Congress passed the Education for All Handicapped Children Act in 1975; it became the Individuals with Disabilities Education Act (IDEA) in 1997 and was reauthorized in 2004. That law mandates individualized educational plans (IEPs) providing for students with disabilities up to the age of 22 to receive a “free and appropriate public education” in the “least restrictive environment” and promotes research and technology.

Broadening the Scope of the Specialty

During the 1980s and for several decades thereafter, inpatient rehabilitation programs (called inpatient rehabilitation facilities by the Centers for Medicare and Medicaid Services [CMS], formerly the Health Care Financing Administration [HCFA]) expanded across the US. The Medicare Inpatient Rehabilitation Facilities Prospective Payment System (PPS) became effective in 2001. Further changes in reimbursements for inpatient rehabilitation followed over the next two decades. The World Health Organization (WHO) Health Assembly endorsed the International Classification of Functioning, Disability and Health (ICF) in the 1990s. The ICD coding system, used by hospitals, outpatient facilities, and researchers, now includes not only diagnosis categories, but also functioning and disability elements. These developments led to more physiatrists in hospital-based settings practicing rehabilitation medicine and providing care to patients with complex diseases and catastrophic injuries.

In the 1990s, physical medicine practices expanded to include pain, spine, sports and occupational medicine. The ABPM&R now offers physiatrists opportunities to become board certified in seven diverse subspecialties: brain injury medicine, hospice and palliative care, neuromuscular medicine, pain medicine, pediatric rehabilitation, spinal cord injury medicine, and sports medicine. Expansion into these subspecialty areas represents the state of the field in the late 20th and early 21st century. Today there are more than 9,000 Board-certified physiatrists practicing in the US, evidence that the early leaders in the specialty laid a solid foundation.
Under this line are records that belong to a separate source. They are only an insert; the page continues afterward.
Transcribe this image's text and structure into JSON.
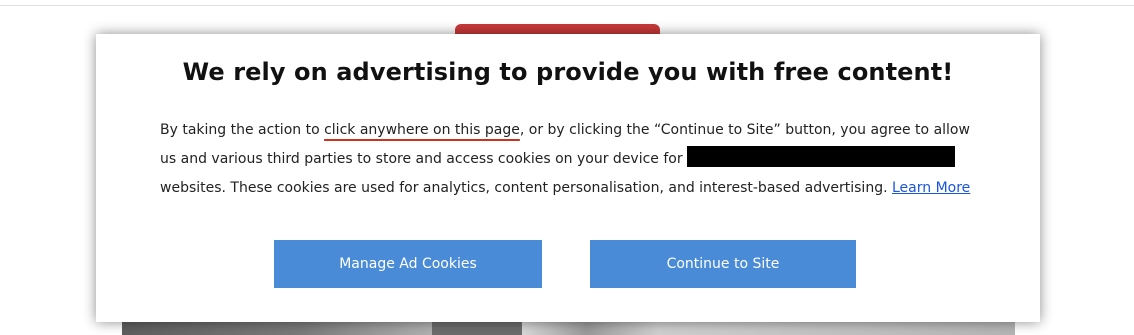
{
  "dialog": {
    "title": "We rely on advertising to provide you with free content!",
    "body": {
      "part1": "By taking the action to ",
      "highlighted": "click anywhere on this page",
      "part2": ", or by clicking the “Continue to Site” button, you agree to allow us and various third parties to store and access cookies on your device for ",
      "part3": " websites. These cookies are used for analytics, content personalisation, and interest-based advertising. ",
      "learn_more": "Learn More"
    },
    "buttons": {
      "manage": "Manage Ad Cookies",
      "continue": "Continue to Site"
    }
  },
  "colors": {
    "button_bg": "#4a8bd8",
    "link": "#1a55e0",
    "underline_accent": "#c8351f",
    "background_logo": "#c9393a"
  }
}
The author acknowledges the assistance of Richard Verville and John F. Ditunno, Jr., MD in the writing of this article.


  1. Sandel, M.E., Conway, R.R., Gerber, N.L., A Celebration of AAPM&R’s 75th Anniversary, AAPM&R, 2015.
  2. Verville, R. War, Politics and Philanthropy: The History of Rehabilitation Medicine. University Press of America, 2009.
  3. A collection of history articles, with their references, in PM&R: The Journal of Injury, Function, and Rehabilitation: https://onlinelibrary.wiley.com/doi/toc/10.1016/(ISSN)1934-1563.history-collection
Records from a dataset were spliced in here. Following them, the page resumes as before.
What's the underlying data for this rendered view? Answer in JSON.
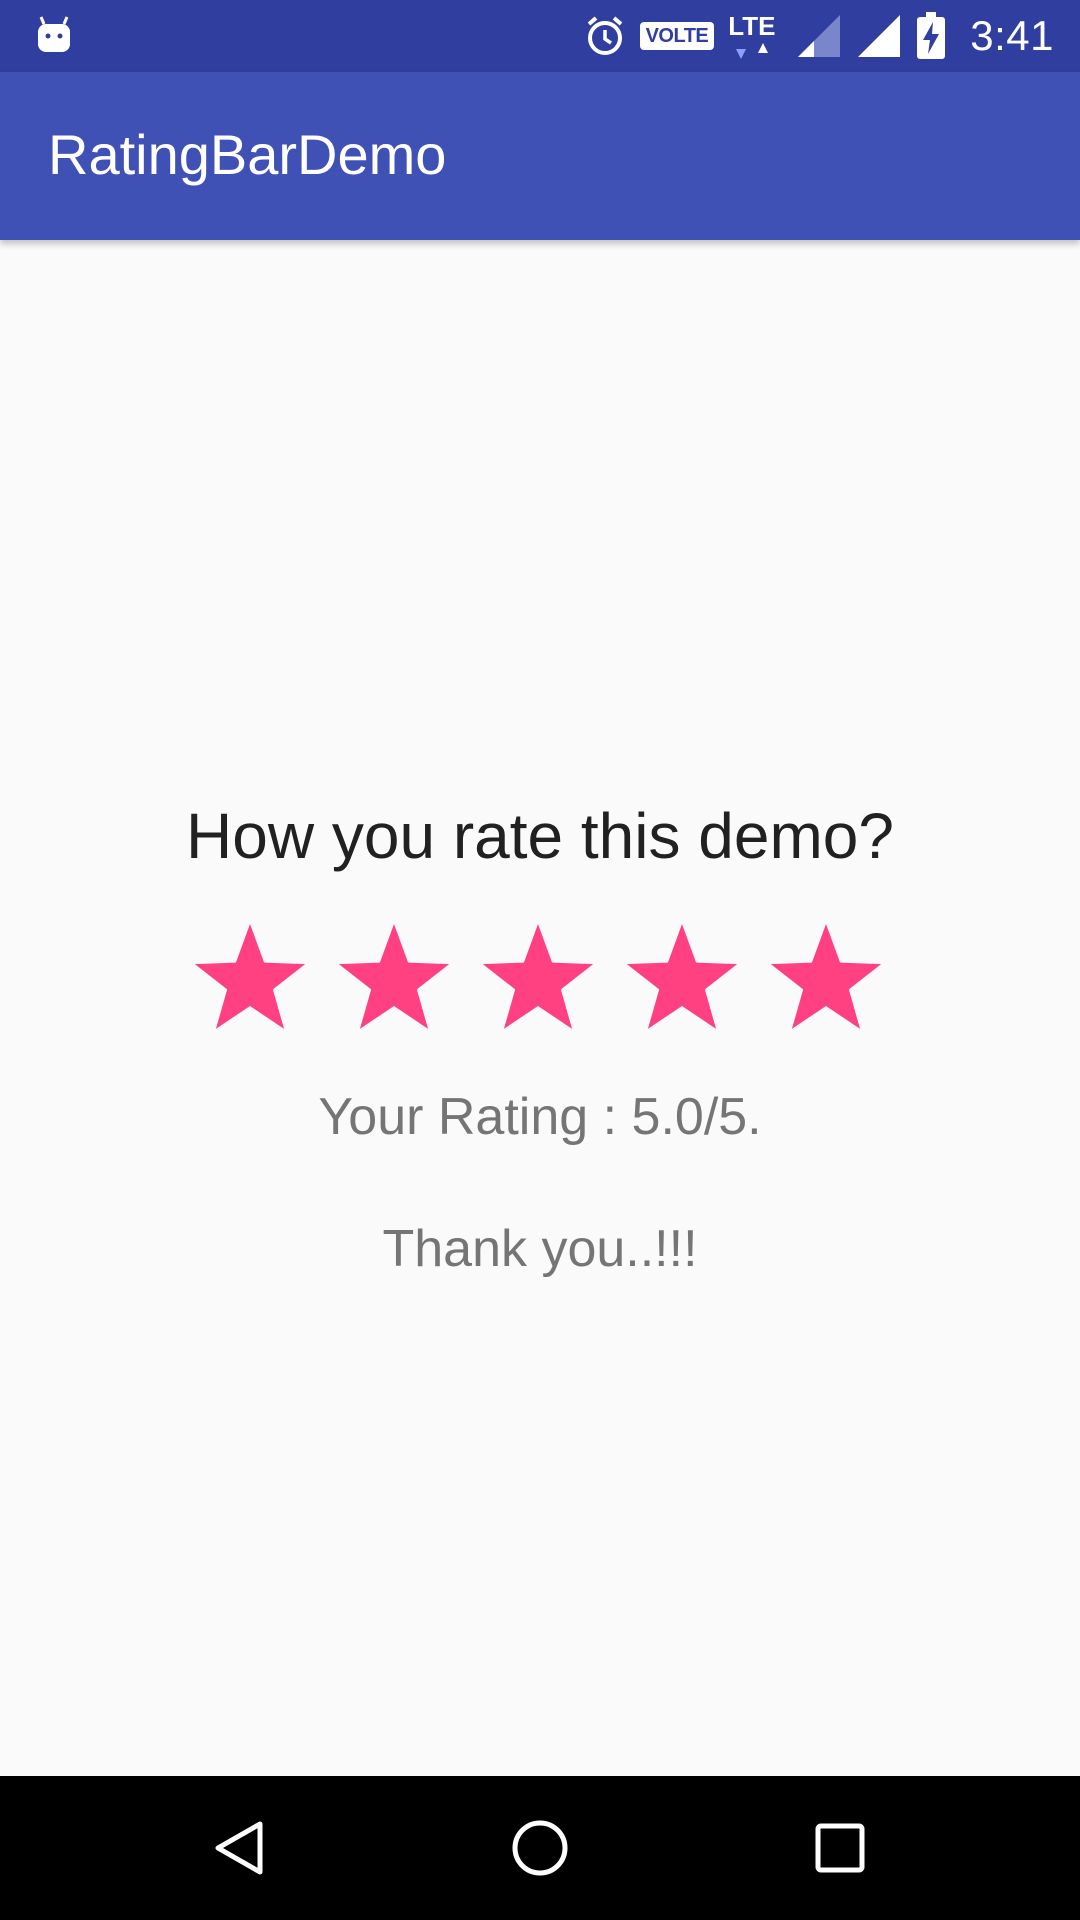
{
  "status_bar": {
    "time": "3:41",
    "volte_label": "VOLTE",
    "network_label": "LTE",
    "icons": [
      "android-icon",
      "alarm-icon",
      "volte-icon",
      "lte-data-icon",
      "signal-icon",
      "signal-full-icon",
      "battery-charging-icon"
    ]
  },
  "app_bar": {
    "title": "RatingBarDemo",
    "color": "#3f51b5"
  },
  "content": {
    "question": "How you rate this demo?",
    "rating": {
      "value": 5.0,
      "max": 5,
      "star_color": "#ff4081"
    },
    "rating_result": "Your Rating : 5.0/5.",
    "thanks": "Thank you..!!!"
  },
  "nav_bar": {
    "buttons": [
      "back-icon",
      "home-icon",
      "recents-icon"
    ]
  }
}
Original Version of the Topic

AAPM&R History Preservation Committee. The History of the Specialty of Physical Medicine and Rehabilitation. Original Publication Date: 11/03/2012

Author Disclosure

Elizabeth Sandel, MD
Nothing to Disclose